Just like India, the U.S. has a hard time quantifying how many homeless kids it really has. Some homeless kids are undocumented immigrants. Many are not reported missing by parents, so they never get counted as runaways. It’s easy to tell that India’s homeless teen/sexual exploitation problem is vastly larger than that of the U.S. A quick walk around any part of Delhi or Mumbai and then New York or Chicago or Seattle can tell you that much, even though the U.S. is really good at hiding these things, the amount and level of poverty is pretty obvious at face-value.

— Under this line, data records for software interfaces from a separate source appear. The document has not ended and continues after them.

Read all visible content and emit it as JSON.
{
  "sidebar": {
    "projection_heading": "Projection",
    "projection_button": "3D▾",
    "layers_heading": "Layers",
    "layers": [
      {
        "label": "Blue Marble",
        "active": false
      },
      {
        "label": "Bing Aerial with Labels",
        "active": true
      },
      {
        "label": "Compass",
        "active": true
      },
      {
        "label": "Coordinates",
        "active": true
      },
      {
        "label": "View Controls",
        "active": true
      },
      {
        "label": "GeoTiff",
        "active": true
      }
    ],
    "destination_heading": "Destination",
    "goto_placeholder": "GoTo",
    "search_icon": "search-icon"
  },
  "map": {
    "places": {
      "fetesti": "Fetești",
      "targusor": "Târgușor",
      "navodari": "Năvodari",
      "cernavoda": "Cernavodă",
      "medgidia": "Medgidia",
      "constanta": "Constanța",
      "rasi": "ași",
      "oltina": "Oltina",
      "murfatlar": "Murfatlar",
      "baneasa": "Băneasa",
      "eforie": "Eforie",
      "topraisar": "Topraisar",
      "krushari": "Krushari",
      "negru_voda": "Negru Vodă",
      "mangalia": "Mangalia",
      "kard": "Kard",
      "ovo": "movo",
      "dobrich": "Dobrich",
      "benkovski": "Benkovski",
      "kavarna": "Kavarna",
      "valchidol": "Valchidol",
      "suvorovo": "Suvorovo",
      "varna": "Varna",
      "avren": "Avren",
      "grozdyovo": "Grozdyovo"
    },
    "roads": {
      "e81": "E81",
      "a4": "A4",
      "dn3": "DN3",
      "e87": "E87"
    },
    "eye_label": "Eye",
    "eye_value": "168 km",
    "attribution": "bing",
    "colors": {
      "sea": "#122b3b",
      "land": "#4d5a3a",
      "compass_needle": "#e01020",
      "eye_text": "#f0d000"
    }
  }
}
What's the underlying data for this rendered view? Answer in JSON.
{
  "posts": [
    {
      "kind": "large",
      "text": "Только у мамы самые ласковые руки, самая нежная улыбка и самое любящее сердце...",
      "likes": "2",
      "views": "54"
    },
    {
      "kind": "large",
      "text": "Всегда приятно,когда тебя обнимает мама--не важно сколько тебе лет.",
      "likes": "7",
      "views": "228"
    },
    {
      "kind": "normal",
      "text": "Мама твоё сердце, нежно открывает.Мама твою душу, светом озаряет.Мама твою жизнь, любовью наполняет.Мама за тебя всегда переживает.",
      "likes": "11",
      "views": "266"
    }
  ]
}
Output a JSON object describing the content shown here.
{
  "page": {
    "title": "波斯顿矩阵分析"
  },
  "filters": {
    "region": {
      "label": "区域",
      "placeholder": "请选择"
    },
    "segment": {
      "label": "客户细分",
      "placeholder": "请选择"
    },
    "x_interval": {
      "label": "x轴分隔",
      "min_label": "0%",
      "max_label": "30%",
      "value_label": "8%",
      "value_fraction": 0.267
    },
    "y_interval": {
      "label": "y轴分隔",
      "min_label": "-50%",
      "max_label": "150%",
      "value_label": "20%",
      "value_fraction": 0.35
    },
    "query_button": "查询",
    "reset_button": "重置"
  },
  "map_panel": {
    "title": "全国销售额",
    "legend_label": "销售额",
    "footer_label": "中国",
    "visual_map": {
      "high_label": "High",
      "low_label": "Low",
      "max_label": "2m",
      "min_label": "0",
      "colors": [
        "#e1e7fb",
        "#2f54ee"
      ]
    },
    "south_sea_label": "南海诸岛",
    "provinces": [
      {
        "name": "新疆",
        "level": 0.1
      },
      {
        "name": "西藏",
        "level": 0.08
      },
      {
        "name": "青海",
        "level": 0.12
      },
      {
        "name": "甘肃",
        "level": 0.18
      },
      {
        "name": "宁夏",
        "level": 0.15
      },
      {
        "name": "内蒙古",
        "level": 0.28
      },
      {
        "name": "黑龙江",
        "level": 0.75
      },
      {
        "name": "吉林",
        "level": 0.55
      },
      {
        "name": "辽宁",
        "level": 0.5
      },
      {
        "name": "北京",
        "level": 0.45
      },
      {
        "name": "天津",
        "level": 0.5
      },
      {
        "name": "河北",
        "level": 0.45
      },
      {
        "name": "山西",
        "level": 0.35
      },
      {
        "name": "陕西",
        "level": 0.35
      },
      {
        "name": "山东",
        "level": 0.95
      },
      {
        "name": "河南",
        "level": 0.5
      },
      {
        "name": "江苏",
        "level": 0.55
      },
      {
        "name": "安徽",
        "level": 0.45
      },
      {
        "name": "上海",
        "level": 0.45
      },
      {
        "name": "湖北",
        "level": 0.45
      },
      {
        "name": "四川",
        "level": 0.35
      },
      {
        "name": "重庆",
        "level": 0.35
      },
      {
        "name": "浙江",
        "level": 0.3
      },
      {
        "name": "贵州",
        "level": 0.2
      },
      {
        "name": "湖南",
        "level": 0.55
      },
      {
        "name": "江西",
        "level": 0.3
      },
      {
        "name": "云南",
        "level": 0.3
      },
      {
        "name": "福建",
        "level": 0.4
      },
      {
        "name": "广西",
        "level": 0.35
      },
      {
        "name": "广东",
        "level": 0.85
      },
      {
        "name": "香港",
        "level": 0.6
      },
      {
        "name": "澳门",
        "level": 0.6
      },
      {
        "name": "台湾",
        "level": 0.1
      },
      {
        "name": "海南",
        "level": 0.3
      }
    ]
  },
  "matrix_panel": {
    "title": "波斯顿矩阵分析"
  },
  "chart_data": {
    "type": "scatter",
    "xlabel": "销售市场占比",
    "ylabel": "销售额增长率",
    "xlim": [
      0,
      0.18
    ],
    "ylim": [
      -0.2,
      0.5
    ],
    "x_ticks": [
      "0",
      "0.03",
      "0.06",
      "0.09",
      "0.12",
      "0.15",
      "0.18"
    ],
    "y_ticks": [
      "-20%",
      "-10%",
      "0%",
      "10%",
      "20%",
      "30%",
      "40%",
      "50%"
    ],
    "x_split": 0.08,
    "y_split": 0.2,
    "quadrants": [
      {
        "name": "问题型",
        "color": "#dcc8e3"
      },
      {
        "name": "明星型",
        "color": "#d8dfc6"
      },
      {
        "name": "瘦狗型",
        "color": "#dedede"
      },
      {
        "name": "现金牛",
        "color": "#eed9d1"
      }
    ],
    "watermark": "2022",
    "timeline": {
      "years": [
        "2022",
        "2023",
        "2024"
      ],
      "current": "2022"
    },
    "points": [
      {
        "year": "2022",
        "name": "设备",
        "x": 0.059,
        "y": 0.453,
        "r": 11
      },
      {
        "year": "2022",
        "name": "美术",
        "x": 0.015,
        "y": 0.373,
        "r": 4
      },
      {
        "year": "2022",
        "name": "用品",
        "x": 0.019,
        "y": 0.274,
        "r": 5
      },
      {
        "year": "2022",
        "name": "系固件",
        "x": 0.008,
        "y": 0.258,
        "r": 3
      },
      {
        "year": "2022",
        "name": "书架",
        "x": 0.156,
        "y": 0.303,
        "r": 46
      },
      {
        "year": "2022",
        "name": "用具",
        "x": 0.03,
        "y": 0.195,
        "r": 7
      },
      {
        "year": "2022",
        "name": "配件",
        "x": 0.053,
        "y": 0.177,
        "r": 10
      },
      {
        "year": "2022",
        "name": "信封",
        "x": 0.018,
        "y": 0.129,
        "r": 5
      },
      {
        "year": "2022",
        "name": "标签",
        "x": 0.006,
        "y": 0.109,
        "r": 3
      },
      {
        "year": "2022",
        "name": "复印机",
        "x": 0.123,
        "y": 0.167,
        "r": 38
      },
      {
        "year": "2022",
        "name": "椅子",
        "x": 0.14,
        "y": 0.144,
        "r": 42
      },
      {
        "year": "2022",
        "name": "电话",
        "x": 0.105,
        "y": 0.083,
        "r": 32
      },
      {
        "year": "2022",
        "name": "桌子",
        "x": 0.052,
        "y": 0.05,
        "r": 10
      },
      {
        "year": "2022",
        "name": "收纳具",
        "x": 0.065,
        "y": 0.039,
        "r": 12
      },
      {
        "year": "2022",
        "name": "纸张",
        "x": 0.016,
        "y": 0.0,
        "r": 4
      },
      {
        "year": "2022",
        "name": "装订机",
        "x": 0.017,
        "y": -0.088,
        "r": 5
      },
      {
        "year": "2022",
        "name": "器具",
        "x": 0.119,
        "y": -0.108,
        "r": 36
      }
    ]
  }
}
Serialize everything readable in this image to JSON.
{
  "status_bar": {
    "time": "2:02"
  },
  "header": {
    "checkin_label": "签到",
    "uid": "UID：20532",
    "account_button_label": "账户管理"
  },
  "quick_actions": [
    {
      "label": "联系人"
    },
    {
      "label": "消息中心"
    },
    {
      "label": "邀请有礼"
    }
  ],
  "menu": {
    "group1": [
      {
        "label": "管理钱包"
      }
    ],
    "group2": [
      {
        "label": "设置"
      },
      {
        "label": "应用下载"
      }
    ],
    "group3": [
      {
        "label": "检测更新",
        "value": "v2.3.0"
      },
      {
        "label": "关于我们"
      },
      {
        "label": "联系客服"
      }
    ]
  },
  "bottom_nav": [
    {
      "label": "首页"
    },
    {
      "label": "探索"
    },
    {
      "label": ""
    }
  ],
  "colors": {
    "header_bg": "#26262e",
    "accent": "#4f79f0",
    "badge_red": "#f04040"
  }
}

Even though we don’t have any Falkland Roads in the U.S, with teen prostitutes living in squalid cages on public view, we still have a serious problem. The fact that the richest country on the planet has ANY homeless, unaccompanied children (which is different from homeless families, also a terrible tragedy, but not the same) is an abomination. And, of course, it’s not just a big city problem. When I look at Mark’s photos from Seattle in 1983 (here: http://www.maryellenmark.com/books/titles/streetwise/300E-032-024_stwise_520.html) I see scenes that are familiar from the place where I live now, and every other American city I’ve ever lived in.
Ultimately, to end the horrors of both Falkland Road and the homeless kid problem here, we’re going to have to actually believe in the inherent worth of human life, including female life and gay and transgender life. That’s an awfully lofty and long-term goal, I’m afraid, even though both Hinduism and Christianity call for equal treatment of all humans. I don’t think I’m personally able to make a dent in that one on a global scale. However, when I look at Mark’s photos from 40 years ago, I see something that IS possible. Mary Ann was able to photograph prostitutes and homeless kids because she treated them as the children of god they are. Because she treated them with care, she was able to capture their experiences on film, and thereby remind the world that these people exist and deserve our care.
I’m not much use with a camera, but I can treat people as human, and I can demand that the world remember.